This is not just in your imagination. This is happening today. In fact, this is happening 25,000 times today, and tomorrow, and every day after that.
Child marriages are a human rights violation. While illegal in most countries, national laws do little to stop this horrifying practice, which is deeply ingrained in the culture and traditions of the mostly poor, rural areas of the developing world. In many African and South Asian cultures, if a girl is not a virgin when she is married, she brings shame upon her entire family. In order to prevent such a dishonor, she is married as young as eight years old, often to a fully-grown man whom her parents believe will act as a guardian-figure and protect her from immorality. Many times, daughters are married off as children or young teenagers for economic reasons—having less quantifiable value than sons, they are seen as a financial burden. They may also be given away to repay a debt or settle a feud with another family.
|From Flickr by hiro00|
The most profound consequence of child marriages, however, is not a physical or even emotional one. It is the perpetuation of the seemingly endless cycle of women not receiving an education. Lack of education is both the cause and the consequence of child marriage. An uneducated girl cannot provide an economic benefit to her family, so instead she is a burden. Once she is married, she has no time or freedom to pursue an education, and cannot seek a job to improve her economic status. Because she is poor and uneducated, she cannot afford to send her daughter to school, and because her daughter never receives an education, she is a financial burden on her family.

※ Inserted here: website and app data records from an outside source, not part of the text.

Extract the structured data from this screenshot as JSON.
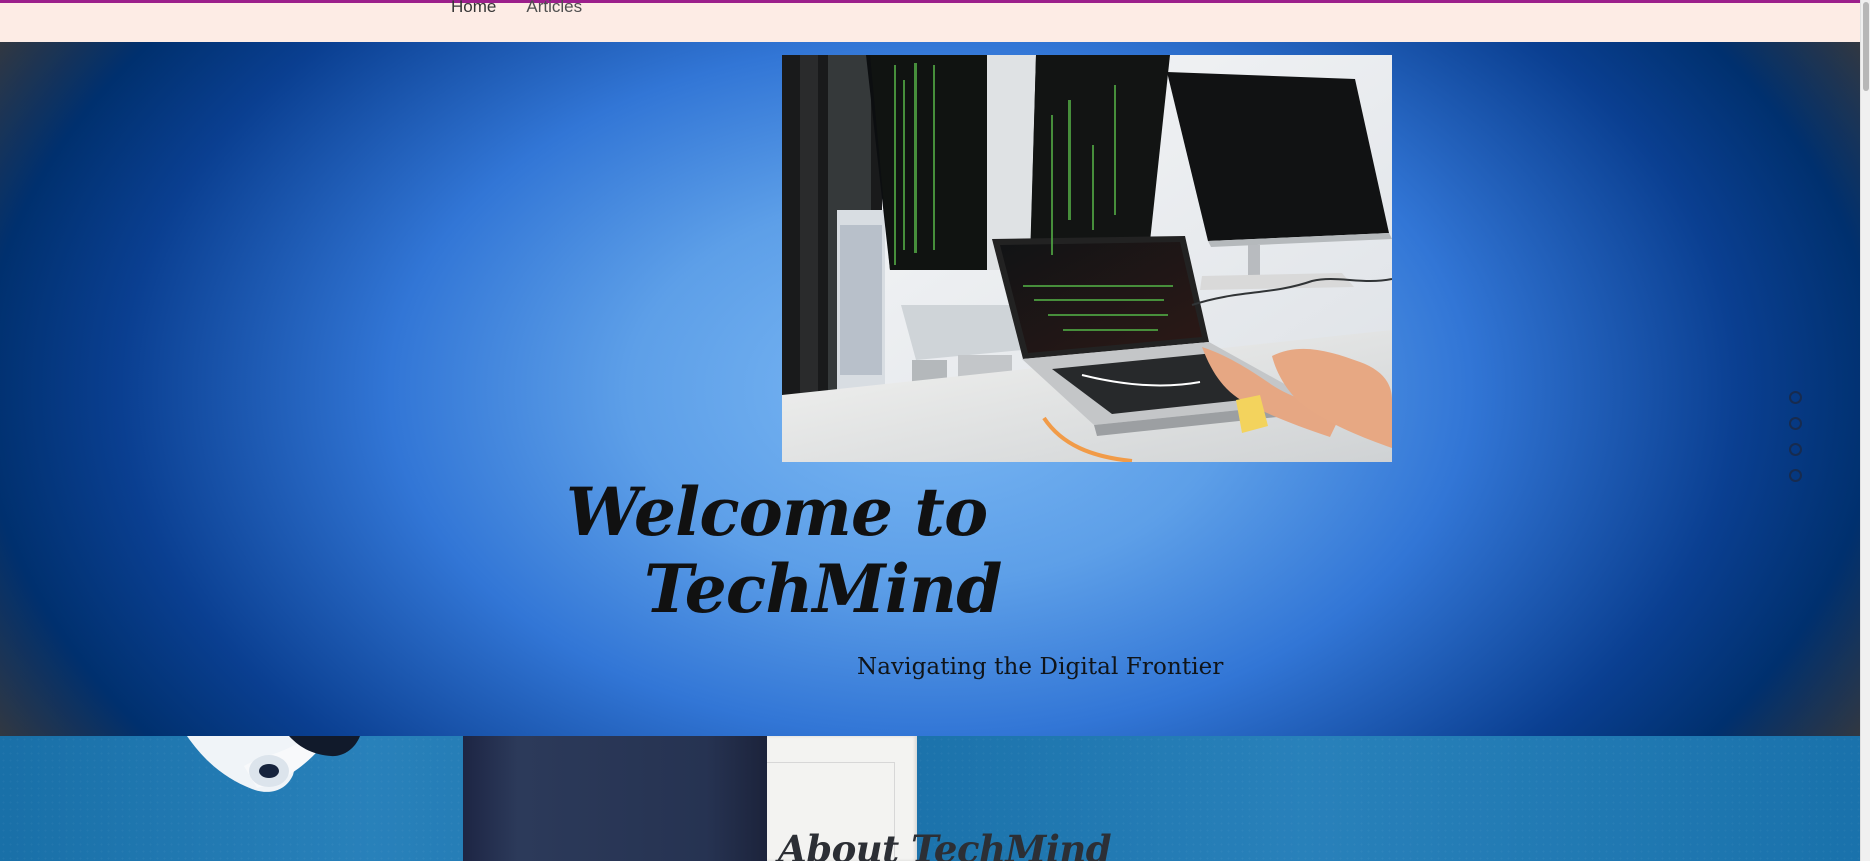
{
  "header": {
    "nav_items": [
      {
        "label": "Home",
        "active": true
      },
      {
        "label": "Articles",
        "active": false
      }
    ],
    "accent_color": "#9c1f8b",
    "background_color": "#fdece5"
  },
  "hero": {
    "image_description_icon": "computer-desk-photo",
    "welcome_title_line_1": "Welcome  to",
    "welcome_title_line_2": "TechMind",
    "tagline": "Navigating the Digital Frontier",
    "slider": {
      "dots": [
        "slide-1",
        "slide-2",
        "slide-3",
        "slide-4"
      ]
    },
    "colors": {
      "hero_center": "#7bb8f4",
      "hero_edge": "#00306e",
      "title": "#111111"
    }
  },
  "about": {
    "title": "About TechMind",
    "background_color": "#1b79b6"
  }
}
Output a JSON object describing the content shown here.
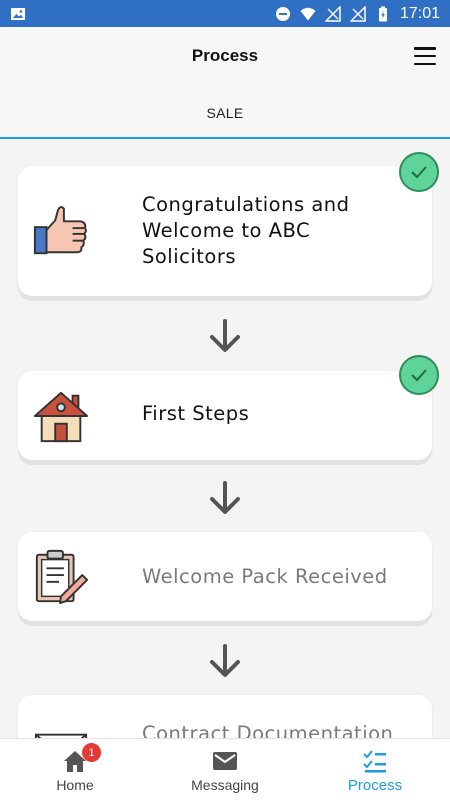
{
  "status_bar": {
    "time": "17:01",
    "icons": [
      "image-icon",
      "do-not-disturb-icon",
      "wifi-icon",
      "signal-icon",
      "signal-icon",
      "battery-icon"
    ]
  },
  "app_bar": {
    "title": "Process",
    "menu_icon": "hamburger-menu-icon"
  },
  "tabs": [
    {
      "label": "SALE",
      "active": true
    }
  ],
  "steps": [
    {
      "title": "Congratulations and Welcome to ABC Solicitors",
      "icon": "thumbs-up-icon",
      "completed": true
    },
    {
      "title": "First Steps",
      "icon": "house-icon",
      "completed": true
    },
    {
      "title": "Welcome Pack Received",
      "icon": "clipboard-icon",
      "completed": false
    },
    {
      "title": "Contract Documentation",
      "icon": "envelope-icon",
      "completed": false
    }
  ],
  "bottom_nav": {
    "items": [
      {
        "label": "Home",
        "icon": "home-icon",
        "badge": "1"
      },
      {
        "label": "Messaging",
        "icon": "mail-icon"
      },
      {
        "label": "Process",
        "icon": "checklist-icon",
        "active": true
      }
    ]
  },
  "colors": {
    "status_bar": "#2f6fc4",
    "accent": "#1e9de0",
    "check_badge": "#5fd39a",
    "notification_badge": "#e53935"
  }
}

|From Flickr by World Bank Photo Collection|
A wise woman I know always says that the three most important things in the world are birth control, vaccines, and education of women. I disagree—I think these are all one thing. Educating women is the fastest and surest way to eradicate the global issues of poverty, hunger, overpopulation, and disease. But with such detrimental yet socially acceptable practices as child marriage, widespread education for women in the developing world seems like a dim goal in the distant future. In the mean time, 25,000 girls are getting married to men several times their age, having premature pregnancies, and being spurned by their families and their communities for an easily curable—and preventable—condition. Every. Single. Day.

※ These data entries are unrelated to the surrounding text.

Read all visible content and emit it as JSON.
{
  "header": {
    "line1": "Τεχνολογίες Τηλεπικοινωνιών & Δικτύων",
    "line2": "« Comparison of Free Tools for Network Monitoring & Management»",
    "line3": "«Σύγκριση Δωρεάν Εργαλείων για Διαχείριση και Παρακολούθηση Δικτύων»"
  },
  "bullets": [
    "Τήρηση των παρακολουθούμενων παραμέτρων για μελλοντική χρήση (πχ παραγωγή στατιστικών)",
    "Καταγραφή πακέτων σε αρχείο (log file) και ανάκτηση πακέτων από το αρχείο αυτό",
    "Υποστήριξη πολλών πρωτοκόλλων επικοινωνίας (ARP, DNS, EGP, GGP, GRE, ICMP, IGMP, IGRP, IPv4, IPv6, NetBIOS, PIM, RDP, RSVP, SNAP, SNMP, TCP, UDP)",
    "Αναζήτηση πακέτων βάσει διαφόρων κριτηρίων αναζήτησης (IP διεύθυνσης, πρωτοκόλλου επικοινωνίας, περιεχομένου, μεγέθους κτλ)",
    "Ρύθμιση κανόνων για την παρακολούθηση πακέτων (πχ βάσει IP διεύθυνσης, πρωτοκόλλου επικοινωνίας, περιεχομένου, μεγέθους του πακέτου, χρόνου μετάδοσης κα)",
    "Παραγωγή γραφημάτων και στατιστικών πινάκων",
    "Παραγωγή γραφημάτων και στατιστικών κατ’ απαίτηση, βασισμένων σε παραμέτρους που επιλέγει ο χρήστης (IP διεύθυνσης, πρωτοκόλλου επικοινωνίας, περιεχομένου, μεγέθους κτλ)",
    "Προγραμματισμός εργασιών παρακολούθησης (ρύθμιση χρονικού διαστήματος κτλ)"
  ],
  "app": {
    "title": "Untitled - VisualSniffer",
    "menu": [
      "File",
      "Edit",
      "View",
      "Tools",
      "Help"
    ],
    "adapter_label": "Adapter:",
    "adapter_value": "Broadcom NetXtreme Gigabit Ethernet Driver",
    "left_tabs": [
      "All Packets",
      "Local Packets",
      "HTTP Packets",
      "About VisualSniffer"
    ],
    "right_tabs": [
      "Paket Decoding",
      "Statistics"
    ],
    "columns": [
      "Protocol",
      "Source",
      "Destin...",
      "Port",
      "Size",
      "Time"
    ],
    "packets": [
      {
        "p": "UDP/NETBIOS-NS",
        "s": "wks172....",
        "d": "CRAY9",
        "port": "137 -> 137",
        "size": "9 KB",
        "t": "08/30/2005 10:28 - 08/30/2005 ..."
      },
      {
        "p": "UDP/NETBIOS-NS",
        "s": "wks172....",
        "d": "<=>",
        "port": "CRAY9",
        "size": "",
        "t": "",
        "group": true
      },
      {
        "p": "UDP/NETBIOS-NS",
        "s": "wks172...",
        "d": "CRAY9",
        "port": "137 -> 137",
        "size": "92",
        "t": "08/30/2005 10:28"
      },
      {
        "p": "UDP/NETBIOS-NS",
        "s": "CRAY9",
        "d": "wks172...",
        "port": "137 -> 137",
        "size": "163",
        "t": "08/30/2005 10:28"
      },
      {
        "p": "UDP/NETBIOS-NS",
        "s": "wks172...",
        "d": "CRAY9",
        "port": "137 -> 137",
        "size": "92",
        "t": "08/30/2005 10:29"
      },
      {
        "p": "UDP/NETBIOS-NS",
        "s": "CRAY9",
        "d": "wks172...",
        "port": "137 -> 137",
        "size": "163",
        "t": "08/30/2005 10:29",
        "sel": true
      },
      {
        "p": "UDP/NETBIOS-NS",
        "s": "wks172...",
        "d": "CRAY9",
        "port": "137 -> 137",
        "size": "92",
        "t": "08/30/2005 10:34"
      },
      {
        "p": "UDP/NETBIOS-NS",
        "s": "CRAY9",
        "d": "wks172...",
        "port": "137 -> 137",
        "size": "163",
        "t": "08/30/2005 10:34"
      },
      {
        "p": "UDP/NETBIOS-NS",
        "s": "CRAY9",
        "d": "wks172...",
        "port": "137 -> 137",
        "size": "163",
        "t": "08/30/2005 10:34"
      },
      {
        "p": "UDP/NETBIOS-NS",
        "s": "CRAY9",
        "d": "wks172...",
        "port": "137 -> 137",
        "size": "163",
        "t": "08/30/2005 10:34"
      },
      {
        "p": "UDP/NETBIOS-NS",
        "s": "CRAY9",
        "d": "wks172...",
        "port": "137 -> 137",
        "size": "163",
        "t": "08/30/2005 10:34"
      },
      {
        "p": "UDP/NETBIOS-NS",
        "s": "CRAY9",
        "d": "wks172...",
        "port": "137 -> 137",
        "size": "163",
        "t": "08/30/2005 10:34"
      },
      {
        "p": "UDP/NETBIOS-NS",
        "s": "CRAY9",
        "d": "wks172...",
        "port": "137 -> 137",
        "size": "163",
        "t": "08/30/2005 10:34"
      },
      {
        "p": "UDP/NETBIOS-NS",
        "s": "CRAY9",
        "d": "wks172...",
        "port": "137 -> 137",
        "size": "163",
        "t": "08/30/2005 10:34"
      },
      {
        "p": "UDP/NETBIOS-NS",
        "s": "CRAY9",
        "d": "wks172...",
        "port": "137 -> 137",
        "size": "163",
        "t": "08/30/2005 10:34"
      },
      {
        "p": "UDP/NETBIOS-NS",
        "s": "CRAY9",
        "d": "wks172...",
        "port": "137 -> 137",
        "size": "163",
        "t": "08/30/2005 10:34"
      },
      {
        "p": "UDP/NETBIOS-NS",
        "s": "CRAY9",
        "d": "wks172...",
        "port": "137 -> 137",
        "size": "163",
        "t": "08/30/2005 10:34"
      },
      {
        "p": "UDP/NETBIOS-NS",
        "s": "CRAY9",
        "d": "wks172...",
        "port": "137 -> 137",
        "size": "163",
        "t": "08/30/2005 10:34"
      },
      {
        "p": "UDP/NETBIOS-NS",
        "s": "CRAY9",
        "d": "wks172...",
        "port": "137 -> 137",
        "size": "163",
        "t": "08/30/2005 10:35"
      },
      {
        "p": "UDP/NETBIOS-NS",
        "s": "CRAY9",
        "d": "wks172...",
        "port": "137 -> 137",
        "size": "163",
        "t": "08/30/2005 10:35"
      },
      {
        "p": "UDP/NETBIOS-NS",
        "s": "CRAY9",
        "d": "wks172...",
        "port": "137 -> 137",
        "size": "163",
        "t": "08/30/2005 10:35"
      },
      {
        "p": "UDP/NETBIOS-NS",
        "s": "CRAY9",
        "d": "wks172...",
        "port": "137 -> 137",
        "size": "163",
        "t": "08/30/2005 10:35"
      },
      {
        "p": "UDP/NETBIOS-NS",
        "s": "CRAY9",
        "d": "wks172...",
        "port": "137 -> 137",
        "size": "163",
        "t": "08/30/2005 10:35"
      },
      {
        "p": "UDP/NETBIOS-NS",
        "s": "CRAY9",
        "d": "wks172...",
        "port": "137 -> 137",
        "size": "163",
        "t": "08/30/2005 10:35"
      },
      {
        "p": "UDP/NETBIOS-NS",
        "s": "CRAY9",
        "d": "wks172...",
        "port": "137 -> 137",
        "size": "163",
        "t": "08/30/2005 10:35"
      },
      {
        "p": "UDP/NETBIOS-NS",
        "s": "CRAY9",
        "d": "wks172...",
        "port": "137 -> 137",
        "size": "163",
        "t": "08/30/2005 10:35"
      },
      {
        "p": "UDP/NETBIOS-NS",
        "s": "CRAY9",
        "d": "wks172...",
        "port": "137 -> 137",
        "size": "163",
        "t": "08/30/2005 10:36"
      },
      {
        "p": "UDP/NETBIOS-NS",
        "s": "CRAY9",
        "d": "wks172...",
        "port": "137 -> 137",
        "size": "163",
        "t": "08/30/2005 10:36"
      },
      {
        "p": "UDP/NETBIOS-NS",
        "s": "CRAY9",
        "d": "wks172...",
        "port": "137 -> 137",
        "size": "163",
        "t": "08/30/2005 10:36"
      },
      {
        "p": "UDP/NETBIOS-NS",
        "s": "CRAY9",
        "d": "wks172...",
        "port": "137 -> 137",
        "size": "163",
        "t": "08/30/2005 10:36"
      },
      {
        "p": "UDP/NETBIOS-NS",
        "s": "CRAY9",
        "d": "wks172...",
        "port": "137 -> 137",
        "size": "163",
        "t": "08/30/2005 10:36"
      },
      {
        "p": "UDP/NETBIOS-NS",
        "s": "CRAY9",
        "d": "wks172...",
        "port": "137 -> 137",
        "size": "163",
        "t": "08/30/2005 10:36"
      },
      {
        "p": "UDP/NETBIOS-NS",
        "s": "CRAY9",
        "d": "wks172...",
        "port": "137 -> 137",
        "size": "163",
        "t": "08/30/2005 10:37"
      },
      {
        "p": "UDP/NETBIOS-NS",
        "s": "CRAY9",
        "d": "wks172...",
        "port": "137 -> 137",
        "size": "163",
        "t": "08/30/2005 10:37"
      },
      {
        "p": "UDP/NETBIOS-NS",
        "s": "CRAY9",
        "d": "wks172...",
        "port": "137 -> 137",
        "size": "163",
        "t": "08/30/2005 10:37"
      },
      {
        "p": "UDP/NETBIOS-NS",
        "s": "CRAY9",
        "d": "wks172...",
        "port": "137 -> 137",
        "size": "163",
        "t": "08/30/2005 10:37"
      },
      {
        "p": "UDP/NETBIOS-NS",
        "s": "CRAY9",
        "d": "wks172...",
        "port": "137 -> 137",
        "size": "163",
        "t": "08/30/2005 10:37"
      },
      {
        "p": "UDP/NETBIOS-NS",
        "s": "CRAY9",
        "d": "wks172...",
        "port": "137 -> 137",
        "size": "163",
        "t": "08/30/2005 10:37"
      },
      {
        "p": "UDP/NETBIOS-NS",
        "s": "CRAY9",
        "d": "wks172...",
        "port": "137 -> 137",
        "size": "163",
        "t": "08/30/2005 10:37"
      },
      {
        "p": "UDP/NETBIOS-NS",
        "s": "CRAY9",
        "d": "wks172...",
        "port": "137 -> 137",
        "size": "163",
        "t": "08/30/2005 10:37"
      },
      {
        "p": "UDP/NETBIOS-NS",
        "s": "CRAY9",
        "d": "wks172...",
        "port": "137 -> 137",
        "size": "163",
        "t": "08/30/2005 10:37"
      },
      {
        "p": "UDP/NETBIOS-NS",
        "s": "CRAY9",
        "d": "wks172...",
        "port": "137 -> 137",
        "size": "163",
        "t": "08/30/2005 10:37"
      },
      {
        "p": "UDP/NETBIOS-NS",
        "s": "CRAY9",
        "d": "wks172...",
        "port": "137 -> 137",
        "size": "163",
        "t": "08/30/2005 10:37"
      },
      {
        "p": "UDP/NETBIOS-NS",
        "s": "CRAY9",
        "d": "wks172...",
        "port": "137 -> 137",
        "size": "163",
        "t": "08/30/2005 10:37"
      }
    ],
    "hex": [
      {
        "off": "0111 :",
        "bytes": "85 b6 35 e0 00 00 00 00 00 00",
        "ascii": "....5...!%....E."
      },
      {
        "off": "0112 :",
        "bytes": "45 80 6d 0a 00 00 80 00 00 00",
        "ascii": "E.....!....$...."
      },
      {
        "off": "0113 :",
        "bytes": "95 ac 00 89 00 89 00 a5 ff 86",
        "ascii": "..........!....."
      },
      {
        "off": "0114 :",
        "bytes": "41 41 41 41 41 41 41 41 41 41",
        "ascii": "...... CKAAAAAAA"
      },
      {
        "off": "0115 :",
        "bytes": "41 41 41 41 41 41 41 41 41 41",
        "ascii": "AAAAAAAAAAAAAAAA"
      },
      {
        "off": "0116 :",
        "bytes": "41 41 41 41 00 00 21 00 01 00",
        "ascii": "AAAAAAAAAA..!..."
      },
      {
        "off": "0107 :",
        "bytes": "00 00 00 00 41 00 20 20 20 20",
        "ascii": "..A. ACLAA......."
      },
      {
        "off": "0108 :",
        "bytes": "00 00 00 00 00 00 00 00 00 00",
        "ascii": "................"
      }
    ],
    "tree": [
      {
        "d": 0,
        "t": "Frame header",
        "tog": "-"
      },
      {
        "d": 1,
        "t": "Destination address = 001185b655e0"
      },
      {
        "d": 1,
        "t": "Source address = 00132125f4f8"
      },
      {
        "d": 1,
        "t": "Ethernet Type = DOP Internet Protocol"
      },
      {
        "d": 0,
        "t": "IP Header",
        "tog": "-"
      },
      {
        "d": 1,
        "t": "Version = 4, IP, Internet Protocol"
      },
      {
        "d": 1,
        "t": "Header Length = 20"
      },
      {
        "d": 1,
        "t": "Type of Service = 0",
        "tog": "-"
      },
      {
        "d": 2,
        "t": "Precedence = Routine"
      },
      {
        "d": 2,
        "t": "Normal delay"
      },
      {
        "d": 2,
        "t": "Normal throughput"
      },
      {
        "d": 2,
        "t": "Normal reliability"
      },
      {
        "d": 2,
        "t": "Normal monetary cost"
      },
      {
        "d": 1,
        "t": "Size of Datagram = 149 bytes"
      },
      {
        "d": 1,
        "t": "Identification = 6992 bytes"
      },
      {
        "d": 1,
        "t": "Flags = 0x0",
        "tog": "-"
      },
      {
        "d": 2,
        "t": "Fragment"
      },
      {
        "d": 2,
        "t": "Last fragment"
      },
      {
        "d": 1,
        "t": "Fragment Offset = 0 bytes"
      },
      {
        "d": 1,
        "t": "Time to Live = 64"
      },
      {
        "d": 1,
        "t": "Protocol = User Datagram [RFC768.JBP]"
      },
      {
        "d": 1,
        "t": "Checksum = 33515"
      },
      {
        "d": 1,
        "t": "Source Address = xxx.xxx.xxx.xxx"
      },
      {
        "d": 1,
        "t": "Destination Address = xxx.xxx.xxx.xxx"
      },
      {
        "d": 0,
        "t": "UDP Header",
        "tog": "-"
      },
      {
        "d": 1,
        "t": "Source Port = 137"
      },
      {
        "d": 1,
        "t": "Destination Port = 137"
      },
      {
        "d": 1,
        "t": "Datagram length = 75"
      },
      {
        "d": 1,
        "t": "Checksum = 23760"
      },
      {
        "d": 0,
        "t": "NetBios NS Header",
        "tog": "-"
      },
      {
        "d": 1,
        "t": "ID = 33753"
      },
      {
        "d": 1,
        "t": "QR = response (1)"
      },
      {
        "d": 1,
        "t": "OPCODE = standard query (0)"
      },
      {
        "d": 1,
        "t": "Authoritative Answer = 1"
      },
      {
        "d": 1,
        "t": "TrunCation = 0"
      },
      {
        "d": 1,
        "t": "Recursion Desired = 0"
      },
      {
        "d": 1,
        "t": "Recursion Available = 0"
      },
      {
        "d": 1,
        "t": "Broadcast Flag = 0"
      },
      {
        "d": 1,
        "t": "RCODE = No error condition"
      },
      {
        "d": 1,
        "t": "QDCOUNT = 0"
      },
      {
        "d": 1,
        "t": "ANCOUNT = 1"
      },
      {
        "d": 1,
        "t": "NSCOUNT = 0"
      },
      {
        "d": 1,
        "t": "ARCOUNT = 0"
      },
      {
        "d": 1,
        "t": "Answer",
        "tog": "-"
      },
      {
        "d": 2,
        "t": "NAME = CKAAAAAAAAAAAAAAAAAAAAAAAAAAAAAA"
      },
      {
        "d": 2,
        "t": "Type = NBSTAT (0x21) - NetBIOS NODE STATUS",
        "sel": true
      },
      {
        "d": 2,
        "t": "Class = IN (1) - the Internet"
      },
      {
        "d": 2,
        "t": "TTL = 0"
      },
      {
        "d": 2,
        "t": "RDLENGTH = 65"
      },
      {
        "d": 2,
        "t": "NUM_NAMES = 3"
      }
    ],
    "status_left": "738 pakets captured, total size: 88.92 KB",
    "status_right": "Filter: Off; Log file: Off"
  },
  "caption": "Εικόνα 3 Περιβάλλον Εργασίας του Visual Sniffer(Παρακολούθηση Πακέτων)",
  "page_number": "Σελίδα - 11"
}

If you want to help give a girl another chance,
please donate to the Fistula Foundation.
"Child Brides - Child Marriage: What We Know. NOW : PBS." PBS: Public Broadcasting Service. JumpStart Production, n.d. Web. 18 Sept. 2011.
"Child Marriage and Forced Marriage : FORWARD." FORWARD - safeguarding the health and rights of African women. FORWARD, n.d. Web. 18 Sept. 2011.
Clifford, Cassandra. "Will a Ban on Child Marriage Bring an End to Obstetric Fistula? : Foreign Policy Blogs." Foreign Policy Blogs : The FPA Global Affairs Blog Network : Foreign Policy Blogs. Foreign Policy Association, 14 Oct. 2010. Web. 18 Sept. 2011.
Gorney, Cynthia. “Too Young to Wed: The Secret World of Child Brides.” National Geographic June 2011: 79-99. Print.
Lemoyne. "Child protection from violence, exploitation and abuse." UNICEF. UNICEF, 23 Sept. 2010. Web. 18 Sept. 2011.
"Obstetric fistula: a dire consequence of child marriage : International Humanist and Ethical Union." International Humanist and Ethical Union : The world union of Humanist organizations. International Humanist and Ethical Union, 8 Mar. 2008. Web. 18 Sept. 2011.
The Fistula Foundation. n.d. Web. 18 Sept. 2011.